### Your goal
Before doing anything else, copy the entries below exactly.

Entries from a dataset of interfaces
◇ ◇ ◇ ◇ ◇ ◇ ◇
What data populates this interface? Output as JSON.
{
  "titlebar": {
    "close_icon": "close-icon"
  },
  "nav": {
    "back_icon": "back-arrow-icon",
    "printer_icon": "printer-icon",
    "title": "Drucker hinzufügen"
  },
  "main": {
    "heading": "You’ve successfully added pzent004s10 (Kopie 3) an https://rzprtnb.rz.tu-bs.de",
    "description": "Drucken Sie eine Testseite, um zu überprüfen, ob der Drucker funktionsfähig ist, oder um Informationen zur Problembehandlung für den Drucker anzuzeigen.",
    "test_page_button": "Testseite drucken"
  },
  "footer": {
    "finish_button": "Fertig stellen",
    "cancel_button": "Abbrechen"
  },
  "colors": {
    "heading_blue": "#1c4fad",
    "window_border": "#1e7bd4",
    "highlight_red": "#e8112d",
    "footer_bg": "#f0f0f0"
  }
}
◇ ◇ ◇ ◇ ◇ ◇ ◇
### Finished exercise
What data populates this interface? Output as JSON.
{
  "titlebar": {
    "close_icon": "close-icon"
  },
  "nav": {
    "back_icon": "back-arrow-icon",
    "printer_icon": "printer-icon",
    "title": "Drucker hinzufügen"
  },
  "main": {
    "heading": "You’ve successfully added pzent004s10 (Kopie 3) an https://rzprtnb.rz.tu-bs.de",
    "description": "Drucken Sie eine Testseite, um zu überprüfen, ob der Drucker funktionsfähig ist, oder um Informationen zur Problembehandlung für den Drucker anzuzeigen.",
    "test_page_button": "Testseite drucken"
  },
  "footer": {
    "finish_button": "Fertig stellen",
    "cancel_button": "Abbrechen"
  },
  "colors": {
    "heading_blue": "#1c4fad",
    "window_border": "#1e7bd4",
    "highlight_red": "#e8112d",
    "footer_bg": "#f0f0f0"
  }
}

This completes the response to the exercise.